EXERCISE DATA
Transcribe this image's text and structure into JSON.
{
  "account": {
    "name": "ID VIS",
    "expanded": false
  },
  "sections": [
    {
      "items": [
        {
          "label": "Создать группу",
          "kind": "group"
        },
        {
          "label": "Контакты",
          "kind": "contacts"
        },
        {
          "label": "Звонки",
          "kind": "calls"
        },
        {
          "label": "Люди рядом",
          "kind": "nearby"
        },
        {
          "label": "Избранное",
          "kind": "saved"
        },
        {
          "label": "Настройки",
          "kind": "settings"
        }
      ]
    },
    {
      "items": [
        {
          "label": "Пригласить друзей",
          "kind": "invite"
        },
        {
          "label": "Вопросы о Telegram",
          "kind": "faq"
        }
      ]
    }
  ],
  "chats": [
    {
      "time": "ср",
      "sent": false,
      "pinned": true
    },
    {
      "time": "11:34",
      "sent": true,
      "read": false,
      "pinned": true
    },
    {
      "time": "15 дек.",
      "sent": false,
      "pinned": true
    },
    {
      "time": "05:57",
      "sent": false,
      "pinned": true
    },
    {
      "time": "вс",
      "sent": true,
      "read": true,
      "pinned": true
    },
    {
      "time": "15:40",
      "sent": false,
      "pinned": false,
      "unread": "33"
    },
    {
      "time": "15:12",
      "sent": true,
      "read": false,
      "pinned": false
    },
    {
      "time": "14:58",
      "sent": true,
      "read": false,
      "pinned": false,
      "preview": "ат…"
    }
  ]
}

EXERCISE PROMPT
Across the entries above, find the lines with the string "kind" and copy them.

SOLUTION FOR THIS EXERCISE
          "kind": "group"
          "kind": "contacts"
          "kind": "calls"
          "kind": "nearby"
          "kind": "saved"
          "kind": "settings"
          "kind": "invite"
          "kind": "faq"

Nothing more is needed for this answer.